To think about
Planning and further work depend on your needs and preconditions. Depending on if you are a big sports facility that is going to be rebuilt, a school with many students who are openly trans, or a psychiatric clinic with the need for new toilet signs, the way forward may vary greatly.
Planning and responsibility
You should plan for accessibility beforehand so that the issue doesn’t have to be brought up by private trans people. You can create a third, gender-neutral, changing room when the municipality rebuilds a new swimming pool or when you renovate the school.
It’s the school or workplace’s obligation and responsibility to ensure that everybody feels safe and included. To be able to use the bathroom and changing rooms are often prerequisites for being able to work or participate at school. The lack of accessibility at high-school, university and work can affect both your private economy and health. Therefore, it should be in society’s (and, of course, the employer or school’s) interest to meet that need.
When someone comes out
When a person comes out as trans in school or at a workplace, it might be fruitful to ask the person what they need. A shower curtain, the opportunity to start work earlier/later to gain access to the changing room alone or a private changing room are some possible solutions. To create a private changing room, you may install a shower in a wheel-chair accessible bathroom (since these often are bigger) as long as too many people don’t have to share the same space. Otherwise, an additional wheel-chair accessible bathroom/changing room may be needed.
Not just an issue for trans people
Access to gender-neutral changing rooms and bathrooms is relevant to trans people. But it’s also relevant to people with children, people with personal assistants, some people with intersex variations and all others, who, for different reasons, don’t want to, or aren’t comfortable with, being naked with others.

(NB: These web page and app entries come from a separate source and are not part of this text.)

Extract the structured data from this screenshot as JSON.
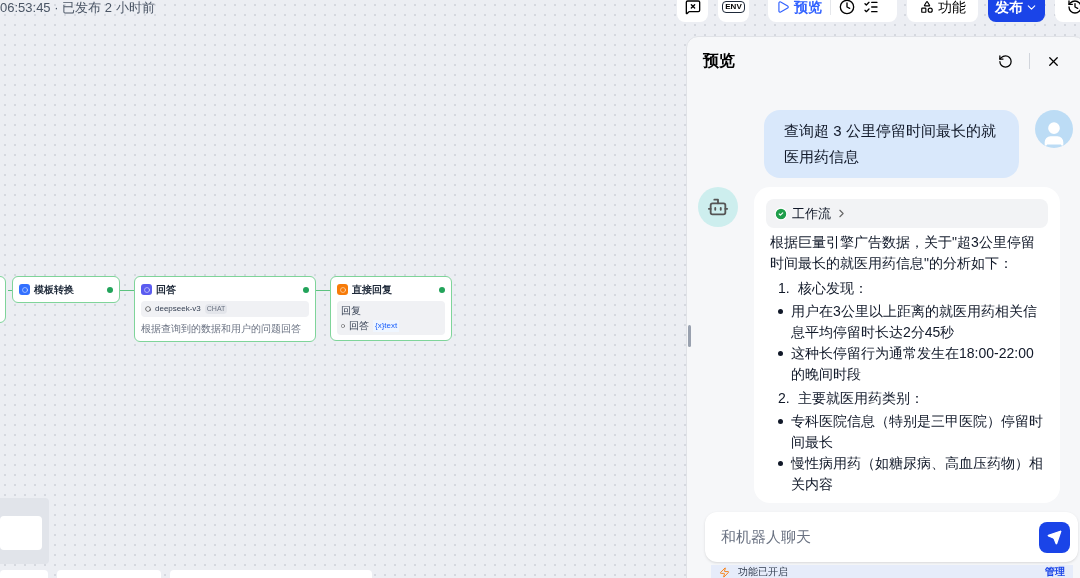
{
  "header": {
    "status": "06:53:45 · 已发布 2 小时前"
  },
  "toolbar": {
    "env_label": "ENV",
    "preview_button": "预览",
    "features_button": "功能",
    "publish_button": "发布"
  },
  "canvas": {
    "nodes": [
      {
        "kind": "simple",
        "title": "模板转换",
        "color": "#3370ff"
      },
      {
        "kind": "llm",
        "title": "回答",
        "color": "#5b5cf0",
        "model": "deepseek-v3",
        "model_tag": "CHAT",
        "description": "根据查询到的数据和用户的问题回答"
      },
      {
        "kind": "reply",
        "title": "直接回复",
        "color": "#f77b08",
        "field_label": "回复",
        "var_source": "回答",
        "var_name": "{x}text"
      }
    ]
  },
  "preview": {
    "title": "预览",
    "messages": [
      {
        "kind": "user",
        "text": "查询超 3 公里停留时间最长的就医用药信息"
      },
      {
        "kind": "bot",
        "workflow": {
          "label": "工作流",
          "done": true
        },
        "intro": "根据巨量引擎广告数据，关于\"超3公里停留时间最长的就医用药信息\"的分析如下：",
        "list": [
          {
            "number": "1.",
            "heading": "核心发现：",
            "bullets": [
              "用户在3公里以上距离的就医用药相关信息平均停留时长达2分45秒",
              "这种长停留行为通常发生在18:00-22:00的晚间时段"
            ]
          },
          {
            "number": "2.",
            "heading": "主要就医用药类别：",
            "bullets": [
              "专科医院信息（特别是三甲医院）停留时间最长",
              "慢性病用药（如糖尿病、高血压药物）相关内容"
            ]
          }
        ]
      }
    ],
    "input": {
      "placeholder": "和机器人聊天"
    },
    "footer": {
      "text": "功能已开启",
      "link": "管理"
    }
  }
}
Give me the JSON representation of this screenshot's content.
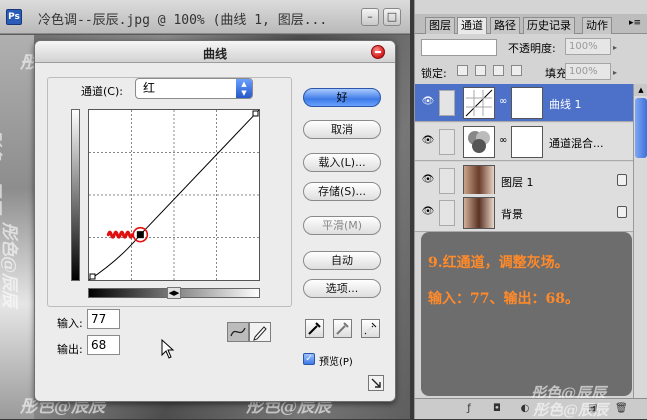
{
  "document": {
    "title": "冷色调--辰辰.jpg @ 100% (曲线 1, 图层...",
    "app_icon": "Ps",
    "minimize": "–",
    "maximize": "□"
  },
  "watermarks": [
    "彤色@辰辰",
    "彤色@辰辰",
    "彤色@辰辰",
    "彤色@辰辰",
    "彤色@辰辰",
    "彤色@辰辰",
    "彤色@辰辰"
  ],
  "curves_dialog": {
    "title": "曲线",
    "channel_label": "通道(C):",
    "channel_value": "红",
    "input_label": "输入:",
    "input_value": "77",
    "output_label": "输出:",
    "output_value": "68",
    "buttons": {
      "ok": "好",
      "cancel": "取消",
      "load": "载入(L)...",
      "save": "存储(S)...",
      "smooth": "平滑(M)",
      "auto": "自动",
      "options": "选项..."
    },
    "preview_label": "预览(P)",
    "preview_checked": true,
    "curve_point": {
      "input": 77,
      "output": 68
    }
  },
  "panel": {
    "tabs": [
      "图层",
      "通道",
      "路径",
      "历史记录",
      "动作"
    ],
    "active_tab": "通道",
    "opacity_label": "不透明度:",
    "opacity_value": "100%",
    "lock_label": "锁定:",
    "fill_label": "填充:",
    "fill_value": "100%",
    "layers": [
      {
        "name": "曲线 1",
        "type": "adjustment",
        "selected": true
      },
      {
        "name": "通道混合...",
        "type": "adjustment",
        "selected": false
      },
      {
        "name": "图层 1",
        "type": "image",
        "selected": false
      },
      {
        "name": "背景",
        "type": "image",
        "selected": false
      }
    ],
    "note": {
      "line1": "9.红通道，调整灰场。",
      "line2": "输入：77、输出：68。"
    },
    "footer_icons": [
      "link-icon",
      "fx-icon",
      "mask-icon",
      "adjustment-icon",
      "folder-icon",
      "new-layer-icon",
      "trash-icon"
    ]
  },
  "colors": {
    "selected_layer": "#4d71c9",
    "note_text": "#ff8a2a",
    "annotation_red": "#e01010"
  }
}
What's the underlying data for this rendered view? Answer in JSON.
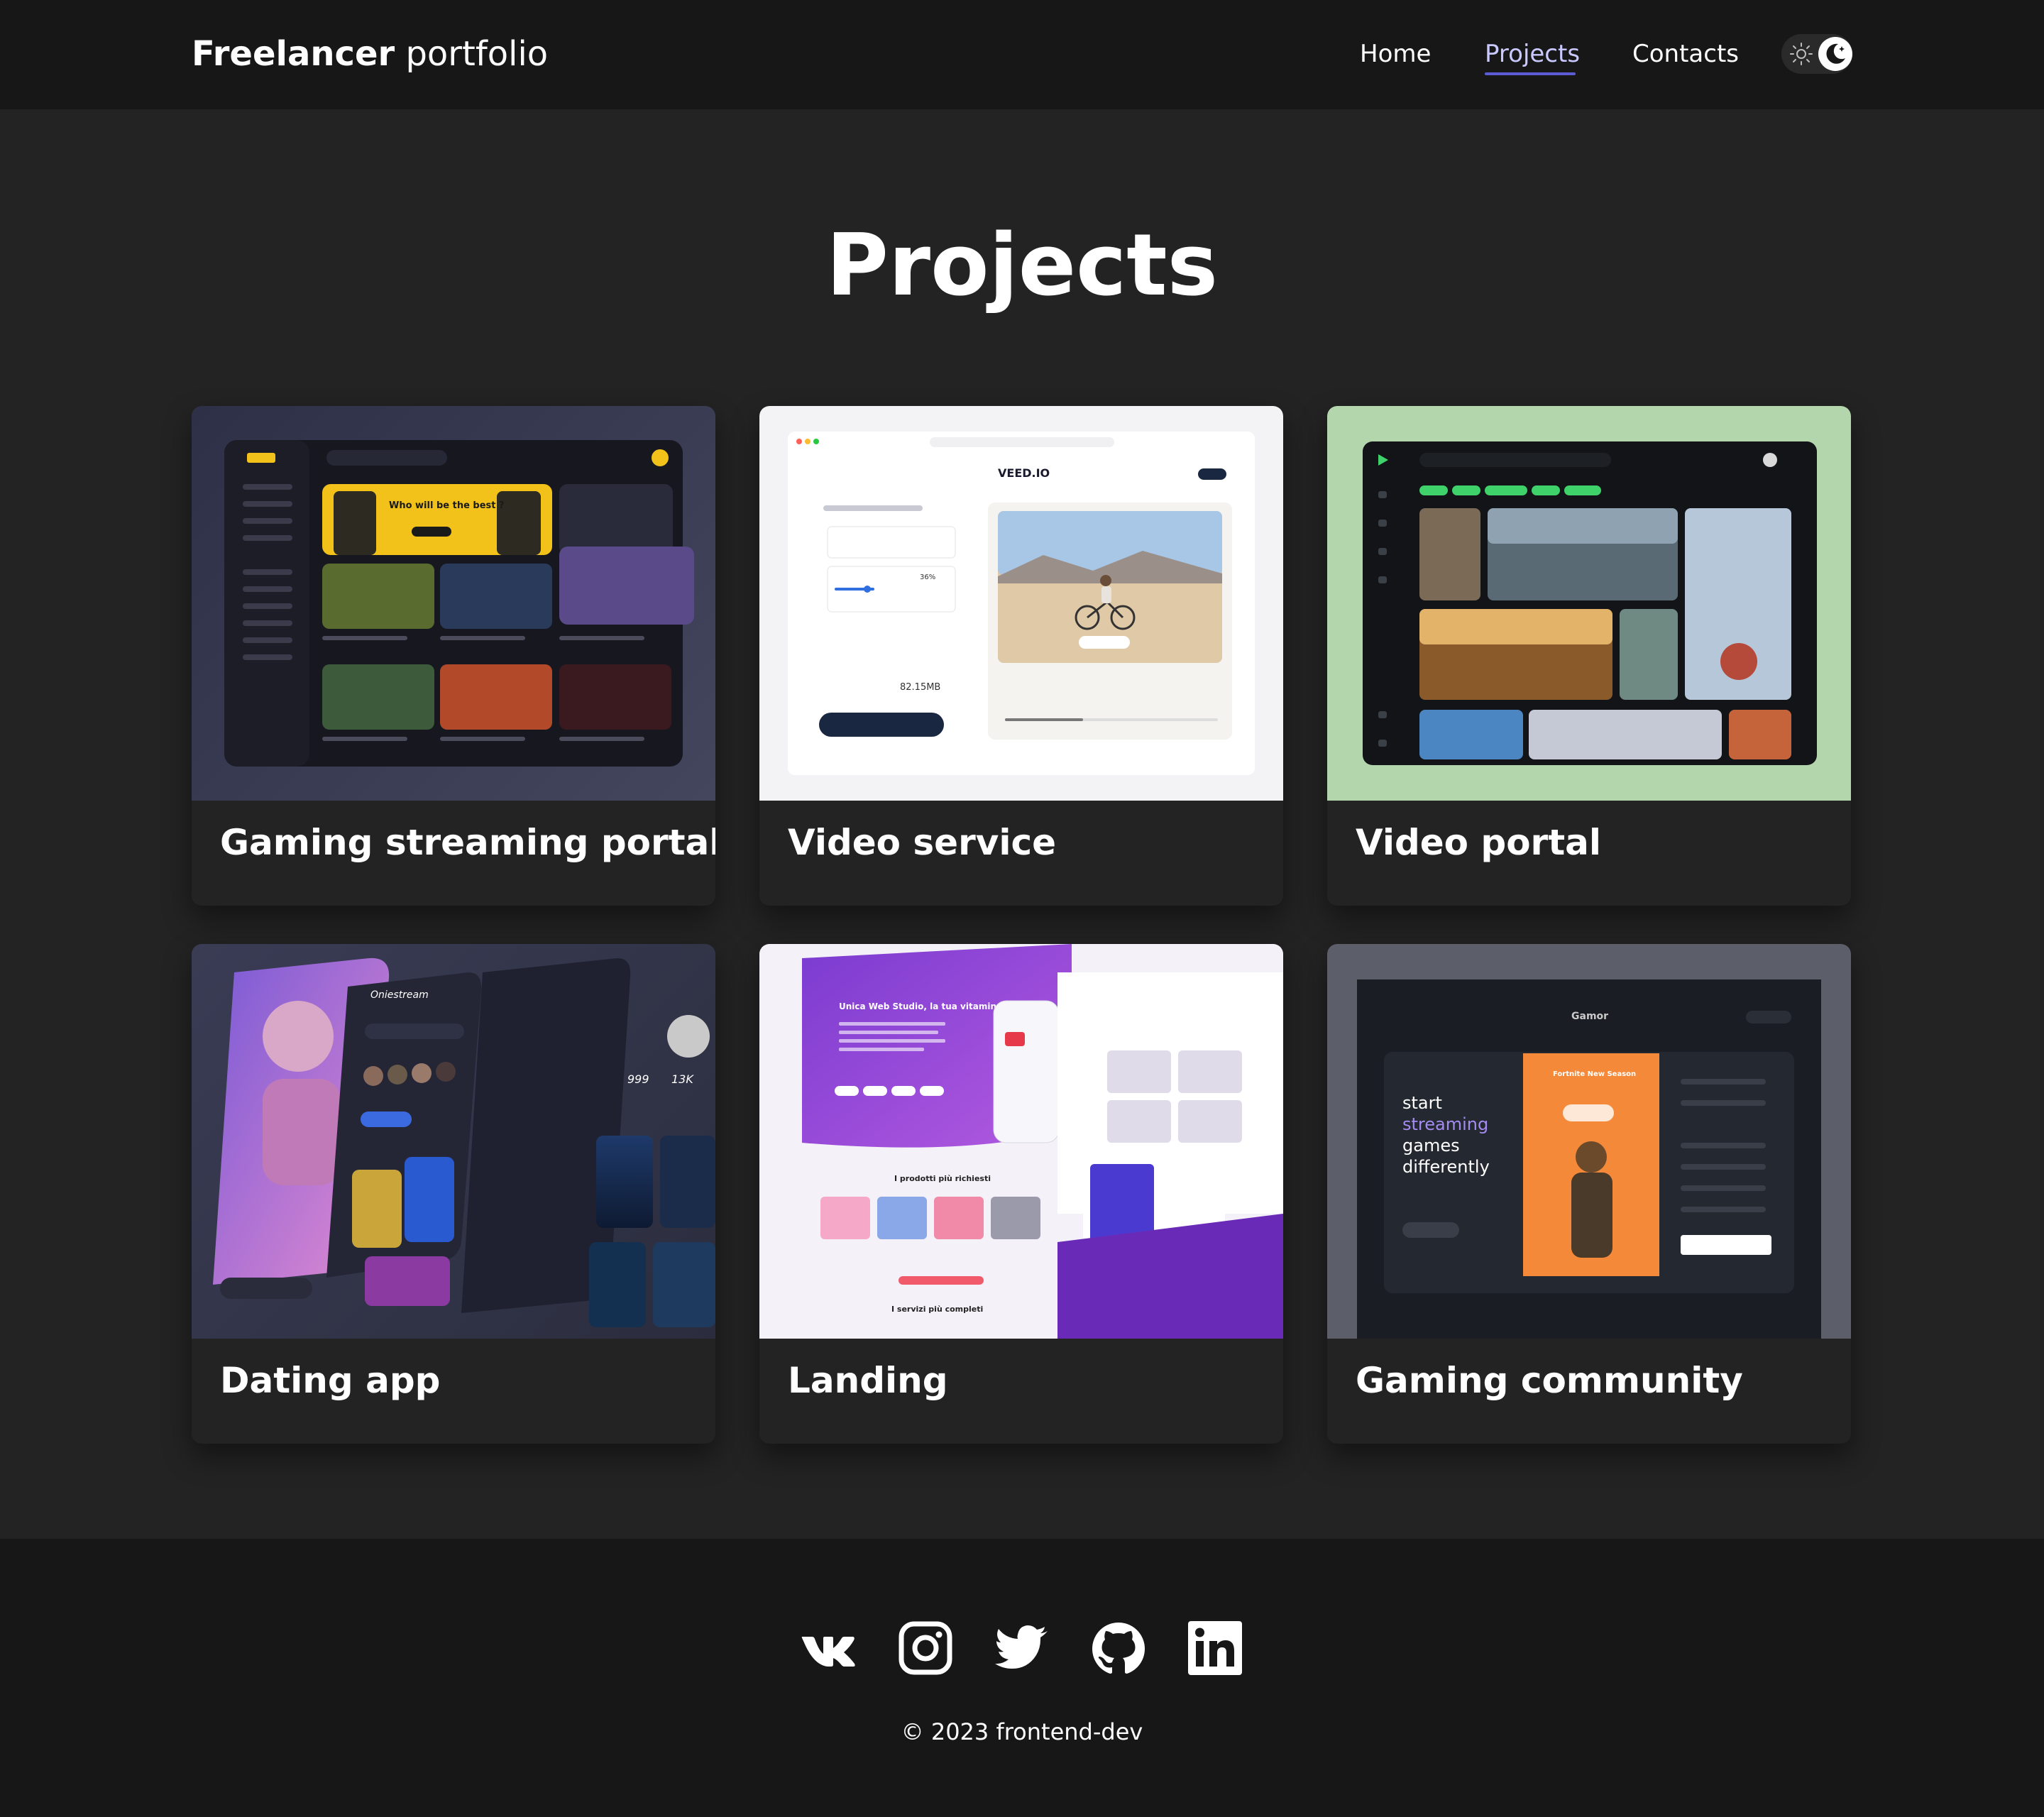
{
  "header": {
    "logo_bold": "Freelancer",
    "logo_light": " portfolio",
    "nav": [
      {
        "label": "Home"
      },
      {
        "label": "Projects"
      },
      {
        "label": "Contacts"
      }
    ]
  },
  "main": {
    "title": "Projects",
    "projects": [
      {
        "label": "Gaming streaming portal",
        "thumb_bg": "#3a3b52"
      },
      {
        "label": "Video service",
        "thumb_bg": "#f6f6f8"
      },
      {
        "label": "Video portal",
        "thumb_bg": "#b3d6ad"
      },
      {
        "label": "Dating app",
        "thumb_bg": "#3d3f58"
      },
      {
        "label": "Landing",
        "thumb_bg": "#8c4bd1"
      },
      {
        "label": "Gaming community",
        "thumb_bg": "#5c5f6a"
      }
    ],
    "thumb_text": {
      "gaming_heading": "Who will be the best ?",
      "veed_logo": "VEED.IO",
      "veed_size": "82.15MB",
      "veed_percent": "36%",
      "dating_app_name": "Oniestream",
      "dating_stat1": "999",
      "dating_stat2": "13K",
      "landing_headline": "Unica Web Studio, la tua vitamina social!",
      "landing_products": "I prodotti più richiesti",
      "landing_services": "I servizi più completi",
      "gamor_logo": "Gamor",
      "gamor_tagline1": "start",
      "gamor_tagline2": "streaming",
      "gamor_tagline3": "games",
      "gamor_tagline4": "differently",
      "gamor_card_title": "Fortnite New Season"
    }
  },
  "footer": {
    "icons": [
      "vk-icon",
      "instagram-icon",
      "twitter-icon",
      "github-icon",
      "linkedin-icon"
    ],
    "copyright": "© 2023 frontend-dev"
  },
  "colors": {
    "background": "#232323",
    "header_bg": "#171717",
    "accent": "#5b5bd6"
  }
}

Therefore, the target group for gender-neutral changing rooms and bathrooms is bigger than you might think. If the size of the group is used as an argument or excuse for lack of accessibility, the above can be used as a counter-argument.
Communication and message
One way of increasing accessibility and creating more inclusive contexts is through communication. For sports facilities, this can mean having information on the website about what the opportunities for changing and showering are, and if all parts of the facility can be accessed without having to pass through a gender-segregated changing room. Schools can also provide information about facilities.
Communication is also a question of dialogue. In rebuilds, municipalities have sometimes spoken to local trans organisations, and schools have talked to student groups, to find out about needs and pitfalls. Such collaboration is often very rewarding. But keep in mind that this collaboration can’t always free. It may be necessary to reimburse organisations for the time they put in.
Changing rooms and bathrooms that are accessible to trans people is important both to private individuals and the trans group as a whole. It signals how you as a school, workplace or authority work for accessibility, equal opportunities and against discrimination. It may increase people’s knowledge about trans issues and affect norms and attitudes.